Aim of the task: A bare number is required: the count of lines in the material below that hold the word "with".

Data records:
╭──
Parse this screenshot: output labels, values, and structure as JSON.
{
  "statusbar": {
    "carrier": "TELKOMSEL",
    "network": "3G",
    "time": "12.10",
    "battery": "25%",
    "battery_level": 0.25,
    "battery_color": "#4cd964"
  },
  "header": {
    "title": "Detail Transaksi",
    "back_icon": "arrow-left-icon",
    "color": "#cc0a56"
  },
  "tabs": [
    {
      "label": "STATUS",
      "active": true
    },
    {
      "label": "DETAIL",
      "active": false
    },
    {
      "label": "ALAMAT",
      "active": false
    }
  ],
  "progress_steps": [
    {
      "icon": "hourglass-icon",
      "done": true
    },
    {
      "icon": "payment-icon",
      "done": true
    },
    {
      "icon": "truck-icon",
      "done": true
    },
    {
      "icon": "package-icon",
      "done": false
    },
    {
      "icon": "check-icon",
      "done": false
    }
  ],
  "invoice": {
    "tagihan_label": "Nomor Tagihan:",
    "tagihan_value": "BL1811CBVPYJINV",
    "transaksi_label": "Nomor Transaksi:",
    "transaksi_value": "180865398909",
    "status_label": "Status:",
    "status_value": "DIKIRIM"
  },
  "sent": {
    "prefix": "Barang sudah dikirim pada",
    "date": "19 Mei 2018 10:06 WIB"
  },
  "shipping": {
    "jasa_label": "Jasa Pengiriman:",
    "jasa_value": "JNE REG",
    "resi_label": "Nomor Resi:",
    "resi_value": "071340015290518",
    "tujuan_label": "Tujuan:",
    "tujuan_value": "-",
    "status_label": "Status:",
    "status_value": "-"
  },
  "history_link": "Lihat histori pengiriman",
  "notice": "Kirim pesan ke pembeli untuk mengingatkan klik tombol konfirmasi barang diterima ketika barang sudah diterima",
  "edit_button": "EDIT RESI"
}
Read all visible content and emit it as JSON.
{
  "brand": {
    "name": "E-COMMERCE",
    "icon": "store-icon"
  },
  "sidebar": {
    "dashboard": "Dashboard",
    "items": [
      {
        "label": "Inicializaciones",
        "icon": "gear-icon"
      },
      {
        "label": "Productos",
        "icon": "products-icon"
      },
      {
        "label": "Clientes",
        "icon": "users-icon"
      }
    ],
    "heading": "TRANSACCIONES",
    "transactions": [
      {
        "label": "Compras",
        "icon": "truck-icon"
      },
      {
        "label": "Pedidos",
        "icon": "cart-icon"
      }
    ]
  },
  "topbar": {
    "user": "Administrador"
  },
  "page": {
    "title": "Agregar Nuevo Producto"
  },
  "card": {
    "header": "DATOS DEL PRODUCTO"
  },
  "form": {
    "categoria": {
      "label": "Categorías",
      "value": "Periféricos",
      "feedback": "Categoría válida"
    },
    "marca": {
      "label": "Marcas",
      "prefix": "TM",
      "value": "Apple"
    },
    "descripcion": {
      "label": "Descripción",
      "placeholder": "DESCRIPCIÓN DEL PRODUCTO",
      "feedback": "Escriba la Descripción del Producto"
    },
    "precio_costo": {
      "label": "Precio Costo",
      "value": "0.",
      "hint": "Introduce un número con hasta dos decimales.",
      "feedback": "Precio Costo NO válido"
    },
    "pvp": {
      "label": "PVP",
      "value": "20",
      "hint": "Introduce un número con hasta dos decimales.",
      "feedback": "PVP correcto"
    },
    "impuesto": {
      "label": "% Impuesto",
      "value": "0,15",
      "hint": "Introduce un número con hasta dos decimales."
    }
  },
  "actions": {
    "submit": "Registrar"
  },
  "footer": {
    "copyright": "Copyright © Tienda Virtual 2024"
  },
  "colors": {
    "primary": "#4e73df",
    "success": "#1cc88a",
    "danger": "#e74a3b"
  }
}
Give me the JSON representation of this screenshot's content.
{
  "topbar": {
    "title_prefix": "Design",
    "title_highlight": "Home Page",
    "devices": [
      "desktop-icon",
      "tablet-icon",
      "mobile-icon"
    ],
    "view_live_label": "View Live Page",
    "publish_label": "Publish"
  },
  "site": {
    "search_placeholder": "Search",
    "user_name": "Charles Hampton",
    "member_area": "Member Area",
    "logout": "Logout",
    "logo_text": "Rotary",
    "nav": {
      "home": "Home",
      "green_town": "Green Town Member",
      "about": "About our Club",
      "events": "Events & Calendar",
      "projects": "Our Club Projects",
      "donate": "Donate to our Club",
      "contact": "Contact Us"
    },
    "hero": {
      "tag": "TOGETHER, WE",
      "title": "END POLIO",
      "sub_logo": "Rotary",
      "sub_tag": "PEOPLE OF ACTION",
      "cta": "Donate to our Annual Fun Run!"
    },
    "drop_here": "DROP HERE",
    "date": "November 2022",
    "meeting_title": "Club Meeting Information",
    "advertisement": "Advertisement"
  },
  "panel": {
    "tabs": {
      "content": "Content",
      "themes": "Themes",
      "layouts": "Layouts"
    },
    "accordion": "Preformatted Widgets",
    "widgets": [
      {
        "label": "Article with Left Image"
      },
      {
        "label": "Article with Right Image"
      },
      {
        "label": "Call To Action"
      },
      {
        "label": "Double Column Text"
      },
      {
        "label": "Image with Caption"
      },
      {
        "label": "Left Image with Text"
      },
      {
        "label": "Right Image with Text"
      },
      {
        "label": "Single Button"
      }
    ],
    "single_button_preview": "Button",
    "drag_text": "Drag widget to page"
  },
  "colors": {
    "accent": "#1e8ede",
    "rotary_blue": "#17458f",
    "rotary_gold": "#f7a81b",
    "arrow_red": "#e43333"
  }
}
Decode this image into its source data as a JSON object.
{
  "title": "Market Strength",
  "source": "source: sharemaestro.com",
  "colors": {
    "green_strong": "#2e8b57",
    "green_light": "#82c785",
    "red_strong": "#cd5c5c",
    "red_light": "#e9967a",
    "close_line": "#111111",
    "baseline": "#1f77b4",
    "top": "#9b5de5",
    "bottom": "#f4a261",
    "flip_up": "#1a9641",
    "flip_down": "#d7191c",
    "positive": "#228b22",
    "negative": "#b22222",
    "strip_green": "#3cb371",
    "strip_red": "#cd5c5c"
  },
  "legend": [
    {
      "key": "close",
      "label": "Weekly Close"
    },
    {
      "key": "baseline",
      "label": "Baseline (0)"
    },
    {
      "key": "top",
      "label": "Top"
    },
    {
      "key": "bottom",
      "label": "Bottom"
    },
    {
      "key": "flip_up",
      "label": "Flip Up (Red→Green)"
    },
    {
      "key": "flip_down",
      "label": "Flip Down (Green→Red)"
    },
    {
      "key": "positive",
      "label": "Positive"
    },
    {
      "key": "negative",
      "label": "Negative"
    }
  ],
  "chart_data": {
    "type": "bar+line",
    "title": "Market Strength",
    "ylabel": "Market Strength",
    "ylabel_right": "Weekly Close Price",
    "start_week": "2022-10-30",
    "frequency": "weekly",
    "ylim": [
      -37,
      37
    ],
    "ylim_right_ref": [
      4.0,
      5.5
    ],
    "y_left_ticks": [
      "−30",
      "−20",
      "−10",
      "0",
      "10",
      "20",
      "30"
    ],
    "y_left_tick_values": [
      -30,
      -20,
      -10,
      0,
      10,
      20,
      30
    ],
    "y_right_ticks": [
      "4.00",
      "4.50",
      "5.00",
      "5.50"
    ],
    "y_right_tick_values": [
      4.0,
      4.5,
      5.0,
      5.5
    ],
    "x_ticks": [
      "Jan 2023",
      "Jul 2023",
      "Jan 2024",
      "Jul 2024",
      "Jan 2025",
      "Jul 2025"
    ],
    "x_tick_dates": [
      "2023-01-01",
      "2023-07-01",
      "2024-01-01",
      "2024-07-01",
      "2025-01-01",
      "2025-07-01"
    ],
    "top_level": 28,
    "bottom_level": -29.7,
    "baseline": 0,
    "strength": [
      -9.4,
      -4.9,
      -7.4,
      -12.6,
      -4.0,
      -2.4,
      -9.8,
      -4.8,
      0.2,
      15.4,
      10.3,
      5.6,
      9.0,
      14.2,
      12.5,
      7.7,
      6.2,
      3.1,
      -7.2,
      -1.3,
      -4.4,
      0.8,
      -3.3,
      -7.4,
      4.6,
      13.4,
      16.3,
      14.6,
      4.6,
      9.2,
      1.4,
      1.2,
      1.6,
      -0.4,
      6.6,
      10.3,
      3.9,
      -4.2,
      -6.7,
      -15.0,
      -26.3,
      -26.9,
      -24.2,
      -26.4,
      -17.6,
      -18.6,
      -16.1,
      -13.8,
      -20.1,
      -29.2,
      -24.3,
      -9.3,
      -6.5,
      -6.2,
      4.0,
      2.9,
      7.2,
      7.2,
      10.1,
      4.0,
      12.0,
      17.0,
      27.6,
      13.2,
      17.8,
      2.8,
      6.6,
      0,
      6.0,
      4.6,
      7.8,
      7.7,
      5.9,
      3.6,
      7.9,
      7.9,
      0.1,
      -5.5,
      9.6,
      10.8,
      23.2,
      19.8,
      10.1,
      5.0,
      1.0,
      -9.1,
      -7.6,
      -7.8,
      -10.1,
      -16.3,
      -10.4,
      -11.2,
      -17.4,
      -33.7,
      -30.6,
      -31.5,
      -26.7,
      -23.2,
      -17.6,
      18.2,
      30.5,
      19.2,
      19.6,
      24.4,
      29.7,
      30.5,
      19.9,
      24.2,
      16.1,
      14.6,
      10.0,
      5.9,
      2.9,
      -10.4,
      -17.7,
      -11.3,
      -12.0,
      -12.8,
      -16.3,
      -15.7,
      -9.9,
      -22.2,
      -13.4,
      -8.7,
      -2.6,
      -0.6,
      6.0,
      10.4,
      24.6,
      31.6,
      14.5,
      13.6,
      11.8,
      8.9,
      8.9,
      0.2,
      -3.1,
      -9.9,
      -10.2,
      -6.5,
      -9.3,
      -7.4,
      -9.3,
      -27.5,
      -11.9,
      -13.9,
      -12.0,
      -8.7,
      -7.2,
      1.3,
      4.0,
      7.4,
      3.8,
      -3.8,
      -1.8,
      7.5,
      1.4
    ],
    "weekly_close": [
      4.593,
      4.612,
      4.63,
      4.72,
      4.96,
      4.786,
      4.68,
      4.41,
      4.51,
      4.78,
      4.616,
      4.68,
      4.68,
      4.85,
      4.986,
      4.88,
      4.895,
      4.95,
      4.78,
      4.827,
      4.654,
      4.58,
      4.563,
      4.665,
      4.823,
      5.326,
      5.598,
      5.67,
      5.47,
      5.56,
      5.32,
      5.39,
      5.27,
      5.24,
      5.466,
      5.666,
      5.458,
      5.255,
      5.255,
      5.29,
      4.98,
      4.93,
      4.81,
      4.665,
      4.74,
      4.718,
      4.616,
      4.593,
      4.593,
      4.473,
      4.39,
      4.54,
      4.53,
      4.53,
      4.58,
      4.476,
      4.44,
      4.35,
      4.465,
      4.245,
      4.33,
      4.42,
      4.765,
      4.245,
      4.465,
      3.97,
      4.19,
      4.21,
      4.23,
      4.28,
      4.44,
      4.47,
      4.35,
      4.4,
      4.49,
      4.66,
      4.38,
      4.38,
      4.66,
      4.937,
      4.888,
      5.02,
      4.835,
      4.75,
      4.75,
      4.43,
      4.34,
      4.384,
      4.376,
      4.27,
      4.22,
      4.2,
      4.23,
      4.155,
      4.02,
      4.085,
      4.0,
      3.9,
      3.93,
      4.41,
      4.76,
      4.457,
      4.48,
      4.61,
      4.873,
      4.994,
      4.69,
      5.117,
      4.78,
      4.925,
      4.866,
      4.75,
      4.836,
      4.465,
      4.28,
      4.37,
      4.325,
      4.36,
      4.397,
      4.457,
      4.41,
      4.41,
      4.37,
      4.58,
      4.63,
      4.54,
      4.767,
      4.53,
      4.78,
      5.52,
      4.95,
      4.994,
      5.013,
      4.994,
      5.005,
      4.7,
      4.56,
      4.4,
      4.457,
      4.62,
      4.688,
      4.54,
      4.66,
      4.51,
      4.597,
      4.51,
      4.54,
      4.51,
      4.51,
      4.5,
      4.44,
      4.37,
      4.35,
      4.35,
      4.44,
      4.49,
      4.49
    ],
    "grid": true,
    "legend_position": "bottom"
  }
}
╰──
Reply to the exercise: 5